tyPogfaphlfl p l 111k g to 0131111 45 f iron blue and 1 f wax compound are wherein said essential binder comprises the reaction prodadded. The resulting ink sets Well by moisture setuct of Propylene p pl fi d P ting or air drying, displays an excellent gloss and press erythritol modified fumarated I'OSlll comprising 16% by stability. Weight of a mixture of 88 parts by weight of pentaerythri- Example 22 tol and 12 parts of dipentaerythritol, said reactilon product being dissolved in a solvent selected from t e group .parts by Welght 015.22% fumarated rosm are 40 consisting of water-soluble polyglycols and the Watersolved in 48.5 parts of triethylene glycol. The solution soluble monoethers thereof is found to have an acid number 0t 140. 3 parts of 4' A typographic printing ink according to claim 1 ethylene, are addoed and the mlxture 1S heated to wherein the imine is tripropylene phosphoramide and it and mamiamed at 150 for V2 hour' The Product constitutes from 1% to 8% of the Weight of the vehicle. has an acid number of 95.2. 25 parts of Red Lake C A typographic printing ink according to claim 1, plgment f The reultmg mk sets by 2 wherein said essential binder comprises the reaction prodsettmg b g more raplfl P tihat of Eonventlonal uct of tri-(1,2) propylene phosphoramide and an alcohol molsture Settmg The mk dlspays a hlgh gloss soluble maleic, modified phenol resin having an acid value of 60-90, a melting point (Mercury method) of Example 23 135-145 0., a Gardner color (Std. 33 at solids The lflocfidule 'f P 22 1s repeatefl P of 12-15, and a Gardner-Holdt viscosity (50% solids in ethylene phosphol'fimlde In Place of The solvent) of B-D, said reaction product being dissolved Prodllct has all F number of 95 All 11'1k 15 Prepared in a solvent selected from the group consisting of waterin accordance Wlth the Primedure of Example The soluble polyglycols and the water-soluble monoethers ink displays a high gloss and is stable at relative humidithereof ties in the area of 6. A typographic printing ink according to claim 1,

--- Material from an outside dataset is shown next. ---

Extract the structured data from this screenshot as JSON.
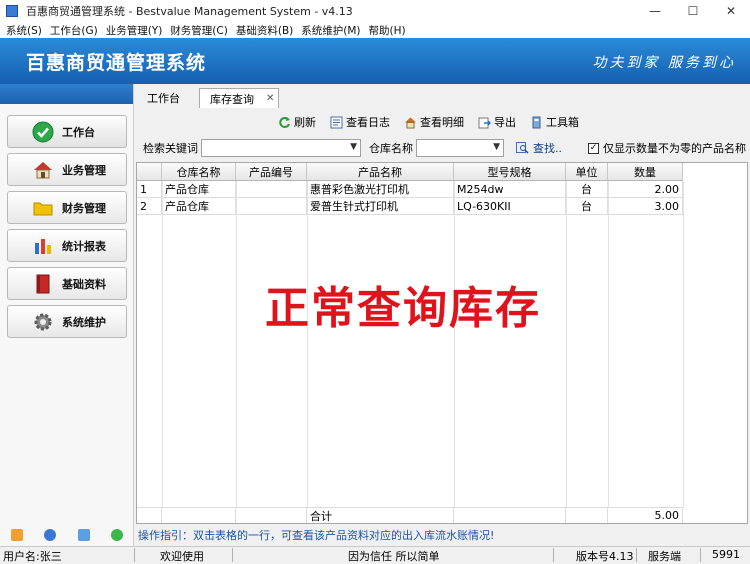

y f the P g used in conventional moisture wherein one of the reactants reacted to form the acidic setting inks may be used as pigments. The pigments dere in i ethylene imine, scribed in the foregoing examples are merely given for 7. A typographic printing ink according to claim 1, illustration purposes and it is not intended to limit this wherein one of the reactants reacted to form the acidic invention to the use of the pigments described. resin is P py imine- Exarnples can, of course, be multiplied indefinitely without departing from the scope of the invention as References cued the file of this P defined in the claims. In particular, other Water-soluble UNITED STATES PATENTS polyglycols and their water-soluble derivatives may be used and other pigments may be substituted for the pigments used.

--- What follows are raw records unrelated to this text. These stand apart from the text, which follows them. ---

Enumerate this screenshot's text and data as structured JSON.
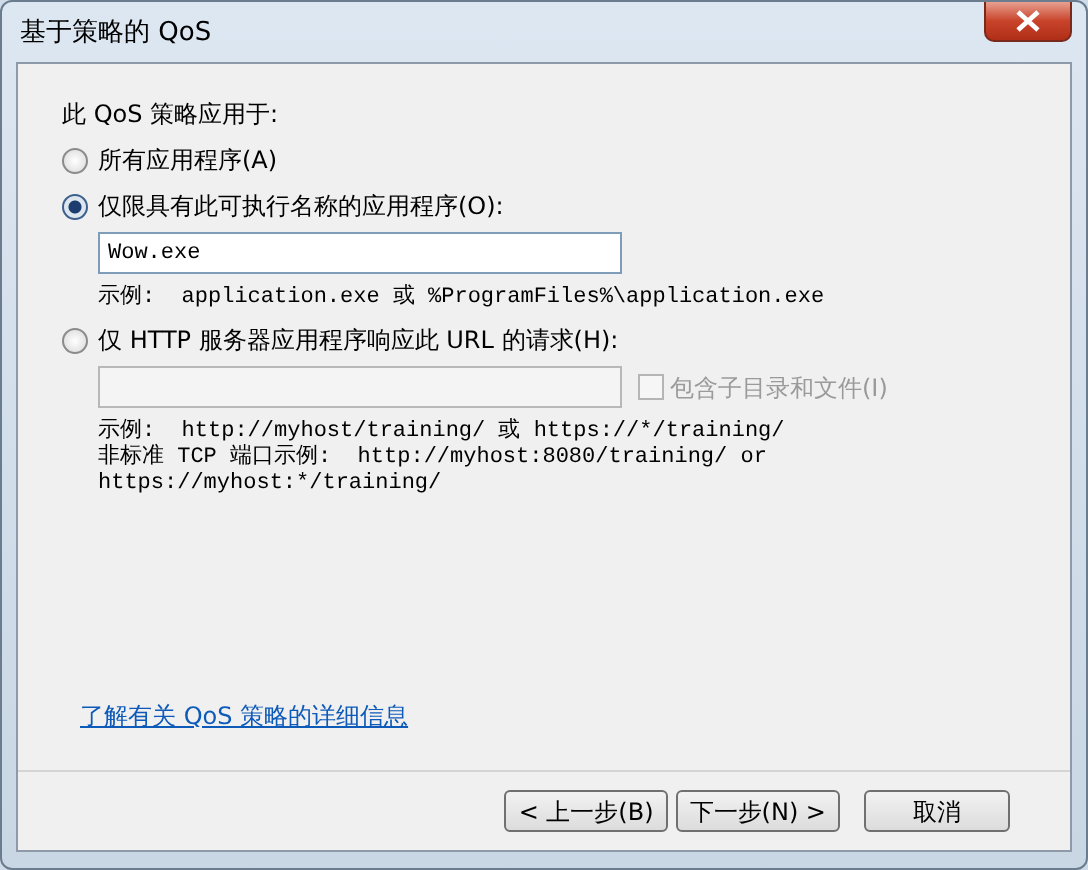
{
  "window": {
    "title": "基于策略的 QoS"
  },
  "prompt": "此 QoS 策略应用于:",
  "options": [
    {
      "label": "所有应用程序(A)",
      "selected": false
    },
    {
      "label": "仅限具有此可执行名称的应用程序(O):",
      "selected": true,
      "field": {
        "value": "Wow.exe",
        "disabled": false
      },
      "examples": [
        "示例:  application.exe 或 %ProgramFiles%\\application.exe"
      ]
    },
    {
      "label": "仅 HTTP 服务器应用程序响应此 URL 的请求(H):",
      "selected": false,
      "field": {
        "disabled": true
      },
      "checkbox": {
        "label": "包含子目录和文件(I)",
        "checked": false,
        "disabled": true
      },
      "examples": [
        "示例:  http://myhost/training/ 或 https://*/training/",
        "非标准 TCP 端口示例:  http://myhost:8080/training/ or",
        "https://myhost:*/training/"
      ]
    }
  ],
  "link": "了解有关 QoS 策略的详细信息",
  "buttons": [
    {
      "label": "< 上一步(B)"
    },
    {
      "label": "下一步(N) >"
    },
    {
      "label": "取消"
    }
  ]
}
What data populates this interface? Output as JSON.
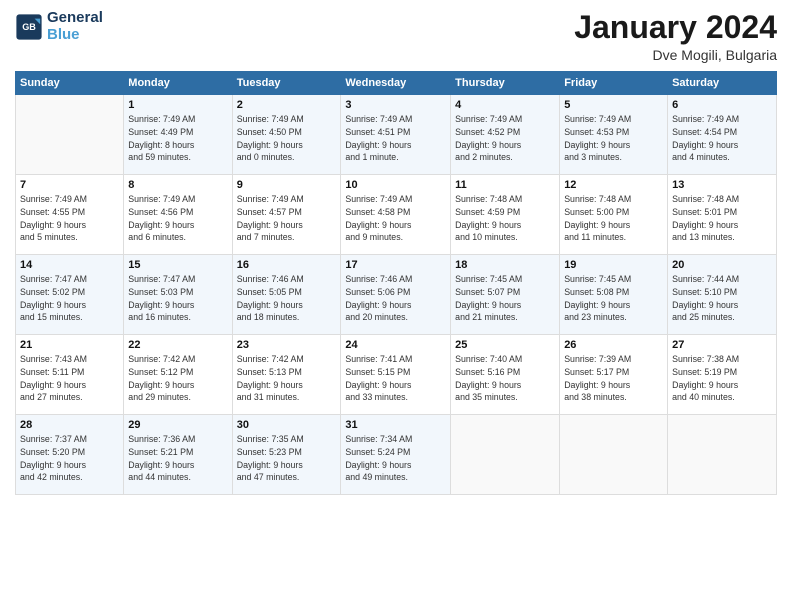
{
  "header": {
    "logo_line1": "General",
    "logo_line2": "Blue",
    "month": "January 2024",
    "location": "Dve Mogili, Bulgaria"
  },
  "days_of_week": [
    "Sunday",
    "Monday",
    "Tuesday",
    "Wednesday",
    "Thursday",
    "Friday",
    "Saturday"
  ],
  "weeks": [
    [
      {
        "num": "",
        "info": ""
      },
      {
        "num": "1",
        "info": "Sunrise: 7:49 AM\nSunset: 4:49 PM\nDaylight: 8 hours\nand 59 minutes."
      },
      {
        "num": "2",
        "info": "Sunrise: 7:49 AM\nSunset: 4:50 PM\nDaylight: 9 hours\nand 0 minutes."
      },
      {
        "num": "3",
        "info": "Sunrise: 7:49 AM\nSunset: 4:51 PM\nDaylight: 9 hours\nand 1 minute."
      },
      {
        "num": "4",
        "info": "Sunrise: 7:49 AM\nSunset: 4:52 PM\nDaylight: 9 hours\nand 2 minutes."
      },
      {
        "num": "5",
        "info": "Sunrise: 7:49 AM\nSunset: 4:53 PM\nDaylight: 9 hours\nand 3 minutes."
      },
      {
        "num": "6",
        "info": "Sunrise: 7:49 AM\nSunset: 4:54 PM\nDaylight: 9 hours\nand 4 minutes."
      }
    ],
    [
      {
        "num": "7",
        "info": "Sunrise: 7:49 AM\nSunset: 4:55 PM\nDaylight: 9 hours\nand 5 minutes."
      },
      {
        "num": "8",
        "info": "Sunrise: 7:49 AM\nSunset: 4:56 PM\nDaylight: 9 hours\nand 6 minutes."
      },
      {
        "num": "9",
        "info": "Sunrise: 7:49 AM\nSunset: 4:57 PM\nDaylight: 9 hours\nand 7 minutes."
      },
      {
        "num": "10",
        "info": "Sunrise: 7:49 AM\nSunset: 4:58 PM\nDaylight: 9 hours\nand 9 minutes."
      },
      {
        "num": "11",
        "info": "Sunrise: 7:48 AM\nSunset: 4:59 PM\nDaylight: 9 hours\nand 10 minutes."
      },
      {
        "num": "12",
        "info": "Sunrise: 7:48 AM\nSunset: 5:00 PM\nDaylight: 9 hours\nand 11 minutes."
      },
      {
        "num": "13",
        "info": "Sunrise: 7:48 AM\nSunset: 5:01 PM\nDaylight: 9 hours\nand 13 minutes."
      }
    ],
    [
      {
        "num": "14",
        "info": "Sunrise: 7:47 AM\nSunset: 5:02 PM\nDaylight: 9 hours\nand 15 minutes."
      },
      {
        "num": "15",
        "info": "Sunrise: 7:47 AM\nSunset: 5:03 PM\nDaylight: 9 hours\nand 16 minutes."
      },
      {
        "num": "16",
        "info": "Sunrise: 7:46 AM\nSunset: 5:05 PM\nDaylight: 9 hours\nand 18 minutes."
      },
      {
        "num": "17",
        "info": "Sunrise: 7:46 AM\nSunset: 5:06 PM\nDaylight: 9 hours\nand 20 minutes."
      },
      {
        "num": "18",
        "info": "Sunrise: 7:45 AM\nSunset: 5:07 PM\nDaylight: 9 hours\nand 21 minutes."
      },
      {
        "num": "19",
        "info": "Sunrise: 7:45 AM\nSunset: 5:08 PM\nDaylight: 9 hours\nand 23 minutes."
      },
      {
        "num": "20",
        "info": "Sunrise: 7:44 AM\nSunset: 5:10 PM\nDaylight: 9 hours\nand 25 minutes."
      }
    ],
    [
      {
        "num": "21",
        "info": "Sunrise: 7:43 AM\nSunset: 5:11 PM\nDaylight: 9 hours\nand 27 minutes."
      },
      {
        "num": "22",
        "info": "Sunrise: 7:42 AM\nSunset: 5:12 PM\nDaylight: 9 hours\nand 29 minutes."
      },
      {
        "num": "23",
        "info": "Sunrise: 7:42 AM\nSunset: 5:13 PM\nDaylight: 9 hours\nand 31 minutes."
      },
      {
        "num": "24",
        "info": "Sunrise: 7:41 AM\nSunset: 5:15 PM\nDaylight: 9 hours\nand 33 minutes."
      },
      {
        "num": "25",
        "info": "Sunrise: 7:40 AM\nSunset: 5:16 PM\nDaylight: 9 hours\nand 35 minutes."
      },
      {
        "num": "26",
        "info": "Sunrise: 7:39 AM\nSunset: 5:17 PM\nDaylight: 9 hours\nand 38 minutes."
      },
      {
        "num": "27",
        "info": "Sunrise: 7:38 AM\nSunset: 5:19 PM\nDaylight: 9 hours\nand 40 minutes."
      }
    ],
    [
      {
        "num": "28",
        "info": "Sunrise: 7:37 AM\nSunset: 5:20 PM\nDaylight: 9 hours\nand 42 minutes."
      },
      {
        "num": "29",
        "info": "Sunrise: 7:36 AM\nSunset: 5:21 PM\nDaylight: 9 hours\nand 44 minutes."
      },
      {
        "num": "30",
        "info": "Sunrise: 7:35 AM\nSunset: 5:23 PM\nDaylight: 9 hours\nand 47 minutes."
      },
      {
        "num": "31",
        "info": "Sunrise: 7:34 AM\nSunset: 5:24 PM\nDaylight: 9 hours\nand 49 minutes."
      },
      {
        "num": "",
        "info": ""
      },
      {
        "num": "",
        "info": ""
      },
      {
        "num": "",
        "info": ""
      }
    ]
  ]
}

2,348,039 Ulrich et a1. May 2, 1944 2,436,954 Denton Mar. 2, 1948 2,645,622 Praeg July 14, 1953

Patent Citations
Cited PatentFiling datePublication dateApplicantTitle

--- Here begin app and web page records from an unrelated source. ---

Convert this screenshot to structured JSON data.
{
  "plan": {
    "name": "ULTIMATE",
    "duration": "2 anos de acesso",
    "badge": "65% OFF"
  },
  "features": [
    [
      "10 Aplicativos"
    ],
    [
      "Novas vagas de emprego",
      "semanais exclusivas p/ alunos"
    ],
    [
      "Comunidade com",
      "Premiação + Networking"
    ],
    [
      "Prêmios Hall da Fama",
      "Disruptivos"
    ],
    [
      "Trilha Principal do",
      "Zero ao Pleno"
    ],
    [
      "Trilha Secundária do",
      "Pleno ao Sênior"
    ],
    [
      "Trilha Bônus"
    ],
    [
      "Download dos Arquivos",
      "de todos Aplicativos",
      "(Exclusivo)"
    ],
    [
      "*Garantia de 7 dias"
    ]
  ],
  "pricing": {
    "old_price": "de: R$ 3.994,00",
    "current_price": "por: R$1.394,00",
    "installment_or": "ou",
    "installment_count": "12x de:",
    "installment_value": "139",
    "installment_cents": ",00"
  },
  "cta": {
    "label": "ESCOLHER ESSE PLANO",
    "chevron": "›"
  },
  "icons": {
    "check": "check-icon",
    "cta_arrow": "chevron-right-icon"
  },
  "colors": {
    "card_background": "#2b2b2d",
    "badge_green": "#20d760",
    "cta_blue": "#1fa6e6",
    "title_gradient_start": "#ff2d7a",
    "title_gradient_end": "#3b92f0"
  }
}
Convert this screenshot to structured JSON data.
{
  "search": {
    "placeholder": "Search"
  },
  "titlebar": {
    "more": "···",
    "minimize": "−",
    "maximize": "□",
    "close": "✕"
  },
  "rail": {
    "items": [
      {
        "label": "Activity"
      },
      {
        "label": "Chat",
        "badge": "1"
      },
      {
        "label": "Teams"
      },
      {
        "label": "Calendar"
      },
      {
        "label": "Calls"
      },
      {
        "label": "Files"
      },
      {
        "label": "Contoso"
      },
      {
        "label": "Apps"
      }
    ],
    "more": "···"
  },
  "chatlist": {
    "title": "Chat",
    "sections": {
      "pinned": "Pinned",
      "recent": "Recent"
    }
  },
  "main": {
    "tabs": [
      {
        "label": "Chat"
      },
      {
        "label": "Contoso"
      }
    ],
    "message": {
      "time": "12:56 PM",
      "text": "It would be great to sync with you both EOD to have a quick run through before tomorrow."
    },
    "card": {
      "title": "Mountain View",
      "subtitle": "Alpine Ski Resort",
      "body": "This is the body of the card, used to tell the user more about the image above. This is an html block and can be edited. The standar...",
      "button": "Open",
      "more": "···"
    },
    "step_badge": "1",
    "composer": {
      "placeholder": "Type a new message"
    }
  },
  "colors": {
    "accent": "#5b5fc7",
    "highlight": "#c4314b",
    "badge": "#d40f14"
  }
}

US2348039 *Dec 31, 1940May 2, 1944Eberhard NoldComposition and process for treating fibrous materials
US2436954 *Jan 29, 1944Mar 2, 1948Sun Chemical CorpPrinting ink
US2645622 *Jul 1, 1950Jul 14, 1953Sun Chemical CorpPrinting inks
Referenced by
Citing PatentFiling datePublication dateApplicantTitle
US3156572 *Oct 18, 1961Nov 10, 1964Interchonical CorpPrinting inks
US3397074 *Feb 11, 1965Aug 13, 1968Interchem CorpPrinting on polystyrene
US3461099 *Nov 4, 1966Aug 12, 1969Richardson CoAmino-ethylated novolaks
US4652313 *Oct 24, 1984Mar 24, 1987Crompton And Knowles CorporationAqueous lake pigment suspension
US5981625 *May 2, 1996Nov 9, 1999Videojet Systems International, Inc.Non-rub off printing inks
US6251175Aug 6, 1998Jun 26, 2001Marconi Data Systems Inc.Jet ink composition
Classifications
U.S. Classification106/237, 530/221, 524/376, 530/213, 530/214, 524/377
International ClassificationC09D11/02
Cooperative ClassificationC09D11/02
European ClassificationC09D11/02